Bierstock and Melnick thought about shipping it off to a professional singer, maybe a Lee Greenwood type, but because time was running out for so many veterans, they decided it was best to release it quickly, for free, on the Web. They've sent the song to Sen. John McCain and others in Washington. Already they have been invited to perform it in Houston for a Veterans Day tribute - this after just a few days on the Web.  They hope every veteran in America gets a chance to hear it.


Turn up your volume and please visit:

Joseph L. Fromm

Wreaths at Arlington National Cemetery at Christmas Time


Today, dear Lord, I'm 80 and there's much I haven't done,
I hope, dear Lord, you'll let me live, until I'm 81

But then, if I haven't finished all I want to do,
Would you let me stay awhile, until I'm 82.

So many places I want to go, so very much to see.
Do you think that you could manage, to make it 83.

The world is changing very fast, there's just so much in store,
I'd like it very much to live until I'm 84.

And if by then I'm still alive,
I'd like to stay till 85.

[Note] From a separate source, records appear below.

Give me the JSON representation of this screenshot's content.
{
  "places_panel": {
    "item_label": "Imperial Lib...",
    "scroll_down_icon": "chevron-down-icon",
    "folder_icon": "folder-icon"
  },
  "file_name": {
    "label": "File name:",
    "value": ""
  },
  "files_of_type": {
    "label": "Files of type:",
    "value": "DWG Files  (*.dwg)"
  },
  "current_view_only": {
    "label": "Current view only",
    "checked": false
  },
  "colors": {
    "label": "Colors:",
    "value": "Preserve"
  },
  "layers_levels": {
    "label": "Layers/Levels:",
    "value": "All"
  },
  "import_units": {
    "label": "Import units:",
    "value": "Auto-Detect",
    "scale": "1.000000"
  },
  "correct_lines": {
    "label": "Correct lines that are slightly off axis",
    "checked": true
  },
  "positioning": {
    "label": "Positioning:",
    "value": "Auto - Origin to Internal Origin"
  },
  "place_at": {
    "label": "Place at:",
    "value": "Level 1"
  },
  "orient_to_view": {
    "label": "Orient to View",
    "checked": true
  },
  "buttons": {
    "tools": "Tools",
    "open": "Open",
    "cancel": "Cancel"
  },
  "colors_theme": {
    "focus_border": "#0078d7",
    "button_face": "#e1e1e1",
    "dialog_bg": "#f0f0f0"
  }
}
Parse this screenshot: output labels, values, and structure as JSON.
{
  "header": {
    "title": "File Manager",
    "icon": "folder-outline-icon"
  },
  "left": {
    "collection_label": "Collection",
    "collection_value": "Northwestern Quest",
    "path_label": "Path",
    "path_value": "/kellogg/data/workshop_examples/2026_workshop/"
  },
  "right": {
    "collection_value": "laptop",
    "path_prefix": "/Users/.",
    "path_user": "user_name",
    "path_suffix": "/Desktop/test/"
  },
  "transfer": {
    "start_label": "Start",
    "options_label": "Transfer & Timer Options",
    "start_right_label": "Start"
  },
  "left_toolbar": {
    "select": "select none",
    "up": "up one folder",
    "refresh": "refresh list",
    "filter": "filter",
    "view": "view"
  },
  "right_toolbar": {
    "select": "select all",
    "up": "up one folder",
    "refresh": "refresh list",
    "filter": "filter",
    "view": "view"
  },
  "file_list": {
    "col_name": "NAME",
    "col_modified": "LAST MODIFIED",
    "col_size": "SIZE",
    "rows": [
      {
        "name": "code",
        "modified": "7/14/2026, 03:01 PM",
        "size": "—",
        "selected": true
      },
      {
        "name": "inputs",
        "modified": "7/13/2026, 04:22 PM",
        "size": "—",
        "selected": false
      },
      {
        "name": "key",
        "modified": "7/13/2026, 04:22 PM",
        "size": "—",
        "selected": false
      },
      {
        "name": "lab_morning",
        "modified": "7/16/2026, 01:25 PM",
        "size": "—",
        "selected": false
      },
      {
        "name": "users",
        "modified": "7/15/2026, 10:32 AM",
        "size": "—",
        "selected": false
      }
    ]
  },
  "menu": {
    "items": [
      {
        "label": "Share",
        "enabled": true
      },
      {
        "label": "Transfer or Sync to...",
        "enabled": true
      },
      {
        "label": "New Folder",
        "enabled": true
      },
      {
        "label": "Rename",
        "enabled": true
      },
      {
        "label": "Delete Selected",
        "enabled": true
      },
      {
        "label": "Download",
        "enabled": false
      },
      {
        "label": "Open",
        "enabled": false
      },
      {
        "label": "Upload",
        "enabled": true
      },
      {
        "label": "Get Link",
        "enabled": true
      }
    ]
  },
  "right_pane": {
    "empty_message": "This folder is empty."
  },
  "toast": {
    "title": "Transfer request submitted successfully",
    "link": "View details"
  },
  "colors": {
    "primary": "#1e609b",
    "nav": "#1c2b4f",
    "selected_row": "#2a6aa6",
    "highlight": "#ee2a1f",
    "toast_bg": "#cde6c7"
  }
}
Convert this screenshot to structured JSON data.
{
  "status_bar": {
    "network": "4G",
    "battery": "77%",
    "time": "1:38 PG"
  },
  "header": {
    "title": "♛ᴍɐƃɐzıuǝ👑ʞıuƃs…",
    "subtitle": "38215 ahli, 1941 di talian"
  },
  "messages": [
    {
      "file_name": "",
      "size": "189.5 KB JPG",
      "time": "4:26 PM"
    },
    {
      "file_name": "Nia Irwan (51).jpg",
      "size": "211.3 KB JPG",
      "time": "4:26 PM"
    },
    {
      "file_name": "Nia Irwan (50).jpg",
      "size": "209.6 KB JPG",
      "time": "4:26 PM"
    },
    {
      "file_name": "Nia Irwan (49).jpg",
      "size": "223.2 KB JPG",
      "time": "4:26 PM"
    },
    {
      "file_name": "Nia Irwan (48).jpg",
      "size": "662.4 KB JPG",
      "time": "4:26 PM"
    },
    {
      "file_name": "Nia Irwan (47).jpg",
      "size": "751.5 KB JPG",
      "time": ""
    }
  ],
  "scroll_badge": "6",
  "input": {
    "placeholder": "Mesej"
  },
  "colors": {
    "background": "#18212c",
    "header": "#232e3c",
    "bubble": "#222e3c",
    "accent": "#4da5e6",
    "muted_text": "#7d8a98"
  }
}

More planes will be up in the air, so I'd really like to stick.
And see what happens to the world, when I'm 86

I know dear Lord, it's much to ask, (and it must be nice in heaven)
But I certainly would like to stay, until I'm 87.

I know by then I won't be fast, and sometimes will be late,
But it truly would be pleasant, to be here at 88.

I will have seen so many things and had a wonderful time,
So I'm sure that I'll be willing, to leave at 89……..maybe.

                                                                         Mark Corcoran

Submitted by another good friend, DON TRACY - shipmate, U.S.S. Harry Lee

Important Request: To all Shipmates 
From U.S. Dept. of Defense's Joint POW/MIA Accounting Command

October 25, 2012

As a former member of the Department of Defense's "Joint POW/MIA Accounting Command" (JPAC) in Honolulu, I investigated the case of a MIA from Tarawa who was buried at sea from the USS Harry Lee on November 21, 1943.  The only record that could be located in the archives pertaining to this burial at sea case was a notation in the Harry Lee's deck log listing this deceased individual as having a ring with the initials "WM". My service with JPAC has been concluded but my family charitable foundation has elected to continue the efforts to identify MIA's from WWII, including "WM" from the Harry Lee.  In addition, family members of one of Tarawa's unrecovered dead, may contact the Chief Rick Stone & Family Charitable Foundation for a comprehensive "Family Report" designed specifically for their missing serviceman. This report will contain information regarding any possible match to any of those interred as “Unknowns” in the National Memorial Cemetery of the Pacific (Punchbowl) in Honolulu, Hawaii.
Our web site is

If possible, I would like to communicate with someone who might have information on this case.  Specifically, someone who was actually on board the Harry Lee at the time with information on how the casualties were processed, identified, etc. In other words, were the deceased casualties fingerprinted, photographed, described based on height, weight, race, hair color, etc. or any identifying information on their uniforms such as rank, stenciled numbers, etc.? Just something to help me know if a record even exists and any clues on where to look. 

If you have any information you feel is helpful, please contact me via email at
Rick Stone 
Chief of Police (Ret.)